Greene’s ferocious approach to the beat sometimes bordered on activism — she sometimes even wrote Herald editorials on environmental issues, unusual for a reporter — and when she retired from the paper in 1987, she was ready to stage a frontal assault on corporate and political forces she believed harmful to the environment.

She helped establish the group Friends of the Everglades and encouraged it to file lawsuits when the state began altering the terms of a plan to restore the Everglades. The legal action finally forced a settlement that resulted years later in Gov. Rick Scott’s plan to spend $880 million cleaning up the Everglades.

Plans for memorial services — perhaps in Miami where Greene lived half a century, perhaps in Tallahassee where she moved in 2007 as her health began to fail — are pending. Those interested in attending can email Greene’s daughter Helena Sims at Her survivors include Sims and another daughter, Monica Mathis, both of Tallahassee, and a granddaughter, Catherine Johnson, of Washington D.C.

In lieu of flowers, the family asks for donations to Friends of the Everglades.

Read more here:


Anonymous said...

She helped establish Biscayne National Park.

Cindy Lerner said...

Juanita Greene was an incredible, strong advocate for the environment, who inspired and mentored many of us to speak out and fight for investments to protect our Everglades over the past few decades. She recruited me to join the Board of Friends of the Everglades back in 2002 as I left the Fl Legislature, and I served on the Board for the next 5 years. I always admired her commitment to educating the public about the potential impacts of failure to act, and to fight in the courts when government failed to act.
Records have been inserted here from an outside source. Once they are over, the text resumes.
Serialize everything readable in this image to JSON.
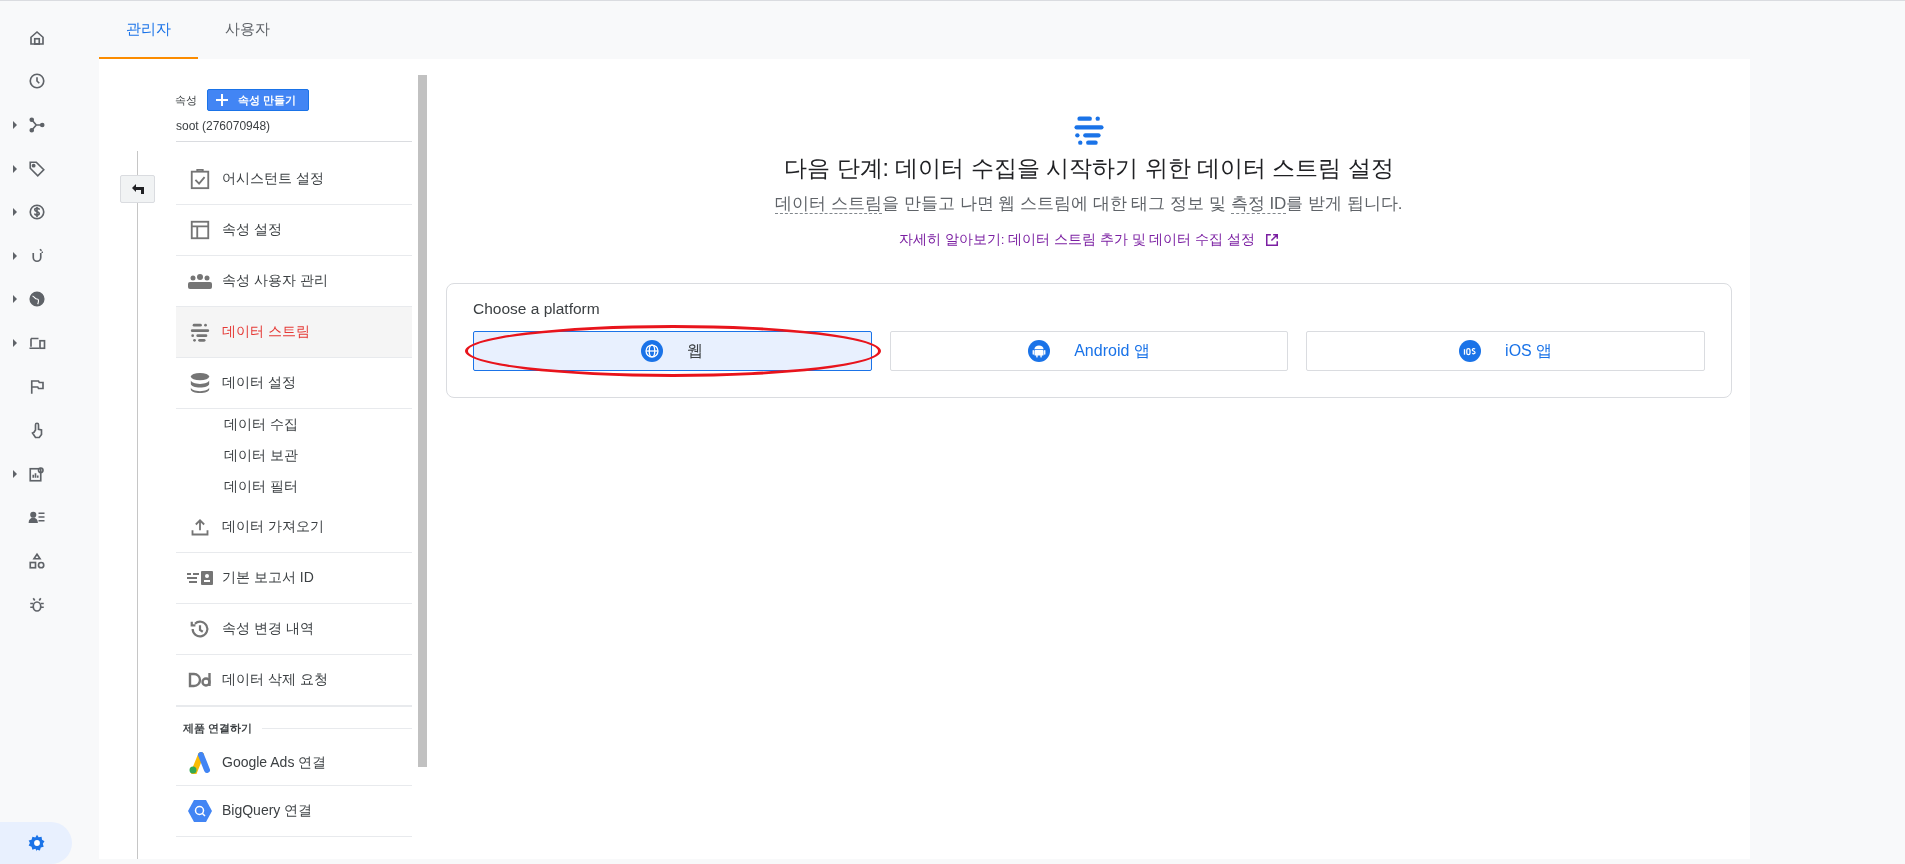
{
  "rail": {
    "items": [
      {
        "expandable": false
      },
      {
        "expandable": false
      },
      {
        "expandable": true
      },
      {
        "expandable": true
      },
      {
        "expandable": true
      },
      {
        "expandable": true
      },
      {
        "expandable": true
      },
      {
        "expandable": true
      },
      {
        "expandable": false
      },
      {
        "expandable": false
      },
      {
        "expandable": true
      },
      {
        "expandable": false
      },
      {
        "expandable": false
      },
      {
        "expandable": false
      }
    ],
    "settings": {
      "selected": true
    }
  },
  "tabs": [
    {
      "label": "관리자",
      "selected": true
    },
    {
      "label": "사용자",
      "selected": false
    }
  ],
  "property": {
    "label": "속성",
    "create_button": "속성 만들기",
    "account": "soot (276070948)"
  },
  "sidebar": {
    "items": [
      {
        "kind": "main",
        "label": "어시스턴트 설정",
        "selected": false
      },
      {
        "kind": "main",
        "label": "속성 설정",
        "selected": false
      },
      {
        "kind": "main",
        "label": "속성 사용자 관리",
        "selected": false
      },
      {
        "kind": "main",
        "label": "데이터 스트림",
        "selected": true
      },
      {
        "kind": "main",
        "label": "데이터 설정",
        "selected": false
      },
      {
        "kind": "sub",
        "label": "데이터 수집",
        "selected": false
      },
      {
        "kind": "sub",
        "label": "데이터 보관",
        "selected": false
      },
      {
        "kind": "sub",
        "label": "데이터 필터",
        "selected": false
      },
      {
        "kind": "main",
        "label": "데이터 가져오기",
        "selected": false
      },
      {
        "kind": "main",
        "label": "기본 보고서 ID",
        "selected": false
      },
      {
        "kind": "main",
        "label": "속성 변경 내역",
        "selected": false
      },
      {
        "kind": "main",
        "label": "데이터 삭제 요청",
        "selected": false
      },
      {
        "kind": "heading",
        "label": "제품 연결하기"
      },
      {
        "kind": "main",
        "label": "Google Ads 연결",
        "selected": false
      },
      {
        "kind": "main",
        "label": "BigQuery 연결",
        "selected": false
      }
    ]
  },
  "main": {
    "title": "다음 단계: 데이터 수집을 시작하기 위한 데이터 스트림 설정",
    "subtitle": [
      {
        "kind": "term",
        "text": "데이터 스트림"
      },
      {
        "kind": "plain",
        "text": "을 만들고 나면 웹 스트림에 대한 태그 정보 및 "
      },
      {
        "kind": "term",
        "text": "측정 ID"
      },
      {
        "kind": "plain",
        "text": "를 받게 됩니다."
      }
    ],
    "learn_more": "자세히 알아보기: 데이터 스트림 추가 및 데이터 수집 설정",
    "platform": {
      "title": "Choose a platform",
      "options": [
        {
          "label": "웹",
          "selected": true,
          "highlighted": true
        },
        {
          "label": "Android 앱",
          "selected": false,
          "highlighted": false
        },
        {
          "label": "iOS 앱",
          "selected": false,
          "highlighted": false
        }
      ]
    }
  }
}
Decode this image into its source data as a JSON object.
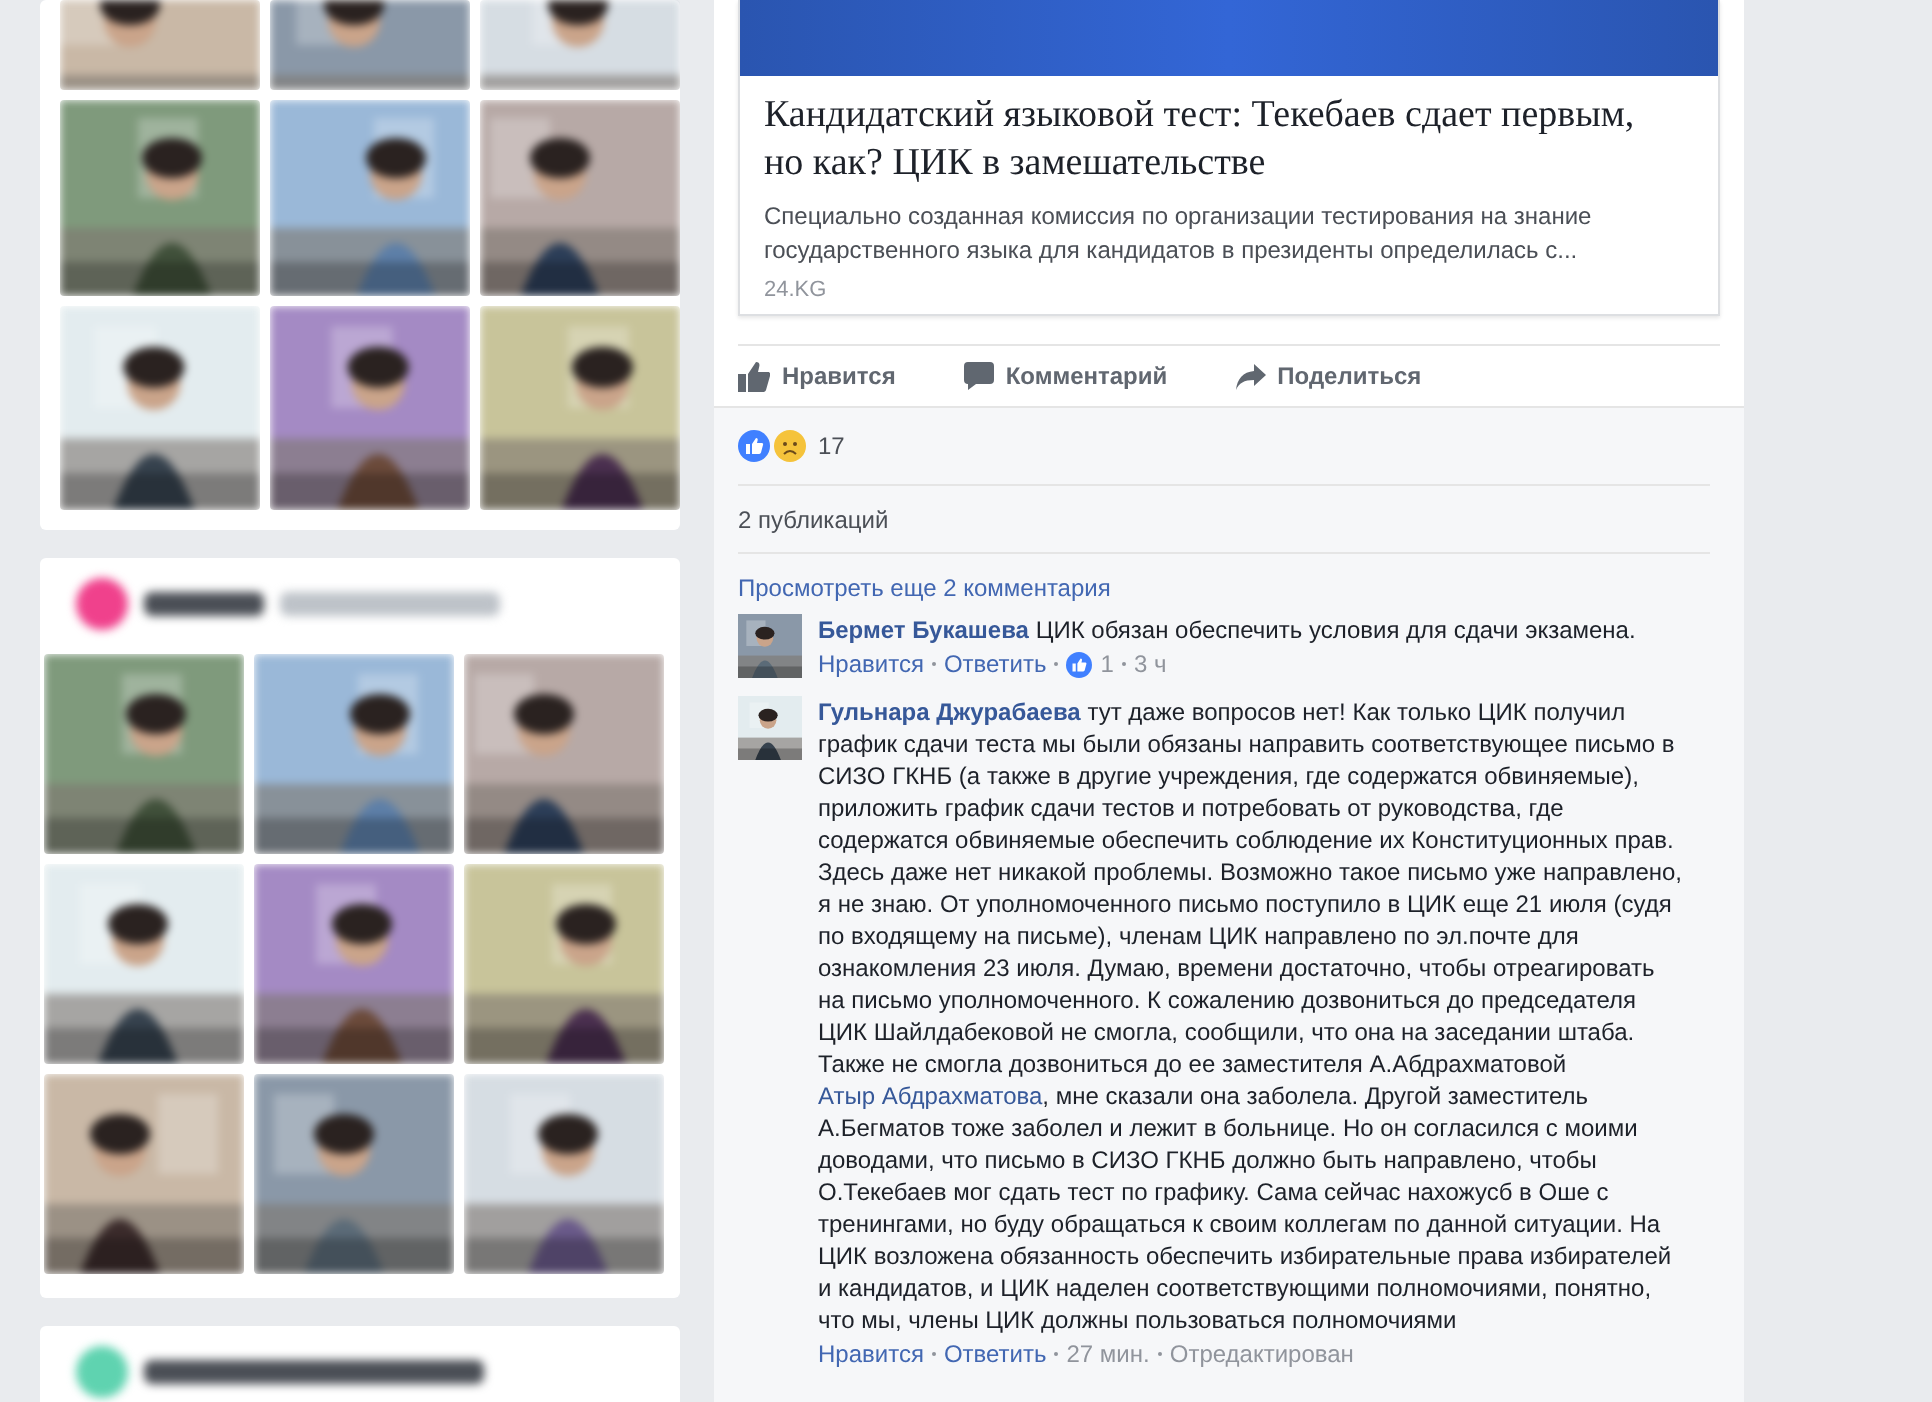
{
  "sidebar": {
    "friends": {
      "color": "#f0418c"
    },
    "albums": {
      "color": "#5fd3b0"
    }
  },
  "post": {
    "link": {
      "title": "Кандидатский языковой тест: Текебаев сдает первым, но как? ЦИК в замешательстве",
      "description": "Специально созданная комиссия по организации тестирования на знание государственного языка для кандидатов в президенты определилась с...",
      "source": "24.KG"
    },
    "actions": [
      {
        "kind": "like",
        "label": "Нравится"
      },
      {
        "kind": "comment",
        "label": "Комментарий"
      },
      {
        "kind": "share",
        "label": "Поделиться"
      }
    ],
    "reactions": {
      "count": "17"
    },
    "shares": "2 публикаций",
    "more_comments": "Просмотреть еще 2 комментария",
    "comments": [
      {
        "author": "Бермет Букашева",
        "text": "ЦИК обязан обеспечить условия для сдачи экзамена.",
        "like": "Нравится",
        "reply": "Ответить",
        "likes": "1",
        "time": "3 ч"
      },
      {
        "author": "Гульнара Джурабаева",
        "text": "тут даже вопросов нет! Как только ЦИК получил график сдачи теста мы были обязаны направить соответствующее письмо в СИЗО ГКНБ (а также в другие учреждения, где содержатся обвиняемые), приложить график сдачи тестов и потребовать от руководства, где содержатся обвиняемые обеспечить соблюдение их Конституционных прав. Здесь даже нет никакой проблемы. Возможно такое письмо уже направлено, я не знаю. От уполномоченного письмо поступило в ЦИК еще 21 июля (судя по входящему на письме), членам ЦИК направлено по эл.почте для ознакомления 23 июля. Думаю, времени достаточно, чтобы отреагировать на письмо уполномоченного. К сожалению дозвониться до председателя ЦИК Шайлдабековой не смогла, сообщили, что она на заседании штаба. Также не смогла дозвониться до ее заместителя А.Абдрахматовой",
        "mention": "Атыр Абдрахматова",
        "text_after": ", мне сказали она заболела. Другой заместитель А.Бегматов тоже заболел и лежит в больнице. Но он согласился с моими доводами, что письмо в СИЗО ГКНБ должно быть направлено, чтобы О.Текебаев мог сдать тест по графику. Сама сейчас нахожусб в Оше с тренингами, но буду обращаться к своим коллегам по данной ситуации. На ЦИК возложена обязанность обеспечить избирательные права избирателей и кандидатов, и ЦИК наделен соответствующими полномочиями, понятно, что мы, члены ЦИК должны пользоваться полномочиями",
        "like": "Нравится",
        "reply": "Ответить",
        "time": "27 мин.",
        "edited": "Отредактирован"
      }
    ]
  }
}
She also inspired many others to join Friends of the Everglades. May her legacy be for Friends to continue to educate, inspire and litigate when necessary. RIP Juanita.